HOW TO COMPLETE THIS TASK -
Count every line below containing "JSON"; state the number only.
DATASET RECORDS START
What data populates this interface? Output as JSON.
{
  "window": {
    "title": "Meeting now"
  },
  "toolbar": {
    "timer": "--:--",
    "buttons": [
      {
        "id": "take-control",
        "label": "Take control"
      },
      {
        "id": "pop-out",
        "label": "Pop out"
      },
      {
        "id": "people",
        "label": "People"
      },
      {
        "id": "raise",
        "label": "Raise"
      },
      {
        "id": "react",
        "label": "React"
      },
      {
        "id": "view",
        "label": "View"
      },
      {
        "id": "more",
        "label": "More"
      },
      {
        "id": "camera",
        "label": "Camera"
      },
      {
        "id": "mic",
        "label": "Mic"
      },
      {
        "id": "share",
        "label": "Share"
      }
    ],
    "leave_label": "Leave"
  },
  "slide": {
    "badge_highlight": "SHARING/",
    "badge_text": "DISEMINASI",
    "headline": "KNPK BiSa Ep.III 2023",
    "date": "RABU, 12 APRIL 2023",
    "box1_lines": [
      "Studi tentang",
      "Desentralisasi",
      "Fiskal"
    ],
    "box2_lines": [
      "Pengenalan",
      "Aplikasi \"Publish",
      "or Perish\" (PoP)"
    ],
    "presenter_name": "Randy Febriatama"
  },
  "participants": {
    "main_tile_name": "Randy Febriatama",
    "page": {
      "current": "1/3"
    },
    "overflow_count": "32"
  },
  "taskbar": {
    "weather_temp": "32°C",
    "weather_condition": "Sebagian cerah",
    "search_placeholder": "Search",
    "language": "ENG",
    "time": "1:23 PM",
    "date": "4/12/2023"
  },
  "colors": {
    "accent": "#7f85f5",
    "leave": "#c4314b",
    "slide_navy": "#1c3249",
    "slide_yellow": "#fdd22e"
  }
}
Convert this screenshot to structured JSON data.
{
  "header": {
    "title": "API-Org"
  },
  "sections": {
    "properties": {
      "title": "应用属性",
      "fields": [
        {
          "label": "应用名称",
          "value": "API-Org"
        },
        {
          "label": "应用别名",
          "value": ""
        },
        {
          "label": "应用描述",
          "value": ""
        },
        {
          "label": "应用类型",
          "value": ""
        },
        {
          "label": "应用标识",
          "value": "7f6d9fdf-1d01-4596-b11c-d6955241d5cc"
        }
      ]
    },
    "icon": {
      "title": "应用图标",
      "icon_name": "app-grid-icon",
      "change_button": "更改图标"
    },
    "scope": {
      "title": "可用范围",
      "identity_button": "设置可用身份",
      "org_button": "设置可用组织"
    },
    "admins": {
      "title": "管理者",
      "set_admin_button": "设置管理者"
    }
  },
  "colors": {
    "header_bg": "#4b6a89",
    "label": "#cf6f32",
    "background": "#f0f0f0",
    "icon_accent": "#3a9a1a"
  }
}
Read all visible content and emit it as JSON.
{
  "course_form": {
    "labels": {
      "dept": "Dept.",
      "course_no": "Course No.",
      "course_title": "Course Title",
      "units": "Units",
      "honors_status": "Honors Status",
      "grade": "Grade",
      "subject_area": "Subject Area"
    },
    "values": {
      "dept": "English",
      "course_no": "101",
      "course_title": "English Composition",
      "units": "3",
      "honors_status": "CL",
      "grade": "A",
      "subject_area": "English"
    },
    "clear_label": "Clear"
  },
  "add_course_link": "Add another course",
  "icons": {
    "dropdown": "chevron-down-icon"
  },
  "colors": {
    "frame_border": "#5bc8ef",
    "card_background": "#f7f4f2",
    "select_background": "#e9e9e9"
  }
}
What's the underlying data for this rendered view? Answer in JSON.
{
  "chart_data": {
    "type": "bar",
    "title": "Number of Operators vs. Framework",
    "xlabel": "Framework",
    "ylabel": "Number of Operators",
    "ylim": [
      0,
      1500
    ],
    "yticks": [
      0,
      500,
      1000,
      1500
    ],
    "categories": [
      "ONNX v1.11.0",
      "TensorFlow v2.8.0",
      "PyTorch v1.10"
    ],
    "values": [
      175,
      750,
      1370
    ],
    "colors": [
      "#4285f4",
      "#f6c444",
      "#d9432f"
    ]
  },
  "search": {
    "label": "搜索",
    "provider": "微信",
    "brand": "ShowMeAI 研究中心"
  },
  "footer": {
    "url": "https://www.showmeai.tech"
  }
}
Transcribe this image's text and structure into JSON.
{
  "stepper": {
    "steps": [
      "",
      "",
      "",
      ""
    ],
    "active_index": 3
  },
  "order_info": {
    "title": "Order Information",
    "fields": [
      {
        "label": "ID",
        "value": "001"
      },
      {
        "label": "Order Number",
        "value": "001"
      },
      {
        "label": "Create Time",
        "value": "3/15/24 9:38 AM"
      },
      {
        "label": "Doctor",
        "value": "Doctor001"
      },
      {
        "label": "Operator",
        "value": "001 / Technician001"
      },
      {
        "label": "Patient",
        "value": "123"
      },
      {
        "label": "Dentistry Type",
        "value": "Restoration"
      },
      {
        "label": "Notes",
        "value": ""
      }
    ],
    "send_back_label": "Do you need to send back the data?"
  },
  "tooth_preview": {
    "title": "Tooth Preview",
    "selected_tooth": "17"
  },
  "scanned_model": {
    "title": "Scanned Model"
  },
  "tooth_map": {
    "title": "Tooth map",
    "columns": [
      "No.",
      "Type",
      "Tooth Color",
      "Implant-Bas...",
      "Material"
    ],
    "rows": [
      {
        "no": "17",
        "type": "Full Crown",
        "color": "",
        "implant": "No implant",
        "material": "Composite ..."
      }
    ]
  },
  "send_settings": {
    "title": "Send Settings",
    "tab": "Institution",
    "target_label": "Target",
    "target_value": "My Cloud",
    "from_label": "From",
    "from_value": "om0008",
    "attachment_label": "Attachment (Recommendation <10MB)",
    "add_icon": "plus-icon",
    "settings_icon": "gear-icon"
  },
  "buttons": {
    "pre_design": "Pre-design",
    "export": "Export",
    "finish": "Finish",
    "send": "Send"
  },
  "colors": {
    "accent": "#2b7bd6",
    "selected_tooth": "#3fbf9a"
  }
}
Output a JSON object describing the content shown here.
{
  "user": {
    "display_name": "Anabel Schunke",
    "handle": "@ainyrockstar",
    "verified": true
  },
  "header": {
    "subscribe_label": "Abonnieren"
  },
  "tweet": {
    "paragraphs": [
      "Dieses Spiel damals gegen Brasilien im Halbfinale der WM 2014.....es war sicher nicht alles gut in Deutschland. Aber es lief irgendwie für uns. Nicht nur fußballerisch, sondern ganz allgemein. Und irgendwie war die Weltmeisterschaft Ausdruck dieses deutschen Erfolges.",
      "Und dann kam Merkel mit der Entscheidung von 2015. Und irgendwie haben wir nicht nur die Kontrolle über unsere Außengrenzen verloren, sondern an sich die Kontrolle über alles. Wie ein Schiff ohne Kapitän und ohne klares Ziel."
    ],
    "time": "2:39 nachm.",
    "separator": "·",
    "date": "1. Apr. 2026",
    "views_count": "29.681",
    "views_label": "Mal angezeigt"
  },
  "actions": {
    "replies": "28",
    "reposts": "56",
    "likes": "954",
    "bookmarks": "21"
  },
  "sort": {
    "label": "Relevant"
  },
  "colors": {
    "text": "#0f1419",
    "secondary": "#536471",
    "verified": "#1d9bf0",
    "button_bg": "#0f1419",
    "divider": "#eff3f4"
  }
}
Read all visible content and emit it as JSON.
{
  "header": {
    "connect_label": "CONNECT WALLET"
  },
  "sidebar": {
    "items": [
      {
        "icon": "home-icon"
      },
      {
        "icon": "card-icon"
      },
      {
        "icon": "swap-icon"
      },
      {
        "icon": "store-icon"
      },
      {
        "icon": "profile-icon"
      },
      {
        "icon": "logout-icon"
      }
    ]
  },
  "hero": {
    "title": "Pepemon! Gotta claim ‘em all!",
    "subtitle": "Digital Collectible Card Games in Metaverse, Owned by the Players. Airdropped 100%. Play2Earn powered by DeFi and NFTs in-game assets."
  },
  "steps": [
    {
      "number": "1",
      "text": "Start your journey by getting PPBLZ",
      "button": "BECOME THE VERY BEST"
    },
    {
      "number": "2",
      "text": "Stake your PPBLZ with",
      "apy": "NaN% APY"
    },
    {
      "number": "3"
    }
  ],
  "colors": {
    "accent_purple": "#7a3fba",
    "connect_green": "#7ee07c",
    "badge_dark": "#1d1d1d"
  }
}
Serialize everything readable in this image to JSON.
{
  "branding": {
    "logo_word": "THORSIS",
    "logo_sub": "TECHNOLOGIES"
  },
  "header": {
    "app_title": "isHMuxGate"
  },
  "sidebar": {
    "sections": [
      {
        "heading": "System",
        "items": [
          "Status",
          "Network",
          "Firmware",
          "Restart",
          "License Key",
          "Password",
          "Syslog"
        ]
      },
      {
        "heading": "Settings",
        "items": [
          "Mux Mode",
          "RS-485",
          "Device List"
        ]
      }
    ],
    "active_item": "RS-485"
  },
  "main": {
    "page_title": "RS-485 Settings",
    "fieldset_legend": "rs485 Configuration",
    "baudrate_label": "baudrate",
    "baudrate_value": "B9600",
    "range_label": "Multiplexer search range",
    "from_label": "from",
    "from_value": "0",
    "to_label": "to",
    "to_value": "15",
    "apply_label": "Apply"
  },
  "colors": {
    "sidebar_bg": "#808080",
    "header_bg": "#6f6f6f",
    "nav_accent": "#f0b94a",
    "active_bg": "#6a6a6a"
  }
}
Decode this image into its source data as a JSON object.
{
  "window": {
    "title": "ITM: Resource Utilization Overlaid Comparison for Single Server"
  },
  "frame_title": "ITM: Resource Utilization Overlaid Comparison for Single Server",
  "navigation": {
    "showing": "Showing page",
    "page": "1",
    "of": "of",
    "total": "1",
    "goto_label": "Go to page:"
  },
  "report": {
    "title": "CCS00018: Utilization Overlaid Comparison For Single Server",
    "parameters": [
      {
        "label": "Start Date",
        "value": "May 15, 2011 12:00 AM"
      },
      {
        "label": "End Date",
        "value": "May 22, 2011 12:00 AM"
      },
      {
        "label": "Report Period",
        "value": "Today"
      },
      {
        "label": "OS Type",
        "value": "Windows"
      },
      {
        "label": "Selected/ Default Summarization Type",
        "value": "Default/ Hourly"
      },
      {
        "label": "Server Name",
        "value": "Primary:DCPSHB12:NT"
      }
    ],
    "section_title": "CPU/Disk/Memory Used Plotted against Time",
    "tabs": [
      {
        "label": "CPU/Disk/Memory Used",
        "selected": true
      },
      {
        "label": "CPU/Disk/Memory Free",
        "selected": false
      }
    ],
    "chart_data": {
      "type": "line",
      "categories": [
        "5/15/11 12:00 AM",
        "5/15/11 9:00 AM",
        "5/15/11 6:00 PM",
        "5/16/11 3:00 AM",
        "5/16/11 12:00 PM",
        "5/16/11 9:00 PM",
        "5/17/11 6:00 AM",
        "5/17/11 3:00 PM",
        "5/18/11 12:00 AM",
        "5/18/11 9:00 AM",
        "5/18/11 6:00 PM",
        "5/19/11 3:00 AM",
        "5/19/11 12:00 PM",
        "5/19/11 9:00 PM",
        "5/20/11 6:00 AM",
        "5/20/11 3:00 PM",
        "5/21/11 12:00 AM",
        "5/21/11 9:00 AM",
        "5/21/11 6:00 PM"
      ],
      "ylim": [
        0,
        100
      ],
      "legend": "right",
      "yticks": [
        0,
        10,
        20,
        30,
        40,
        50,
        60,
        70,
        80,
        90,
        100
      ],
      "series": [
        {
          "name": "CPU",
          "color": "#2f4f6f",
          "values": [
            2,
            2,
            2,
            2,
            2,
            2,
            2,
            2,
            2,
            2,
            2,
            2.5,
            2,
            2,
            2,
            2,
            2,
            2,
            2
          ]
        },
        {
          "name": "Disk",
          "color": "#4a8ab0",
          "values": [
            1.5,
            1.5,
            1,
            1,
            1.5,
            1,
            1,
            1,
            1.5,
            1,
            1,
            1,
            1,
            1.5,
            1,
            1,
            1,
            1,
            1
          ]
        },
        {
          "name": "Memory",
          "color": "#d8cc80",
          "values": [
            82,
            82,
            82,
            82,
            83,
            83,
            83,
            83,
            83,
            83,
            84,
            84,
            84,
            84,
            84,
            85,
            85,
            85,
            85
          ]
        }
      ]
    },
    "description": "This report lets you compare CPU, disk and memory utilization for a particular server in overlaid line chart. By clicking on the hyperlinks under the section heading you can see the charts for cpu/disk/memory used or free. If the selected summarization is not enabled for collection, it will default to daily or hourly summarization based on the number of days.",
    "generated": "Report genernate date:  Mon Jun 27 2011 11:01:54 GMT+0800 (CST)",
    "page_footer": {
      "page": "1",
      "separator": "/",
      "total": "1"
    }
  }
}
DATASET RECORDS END
REPLY -
9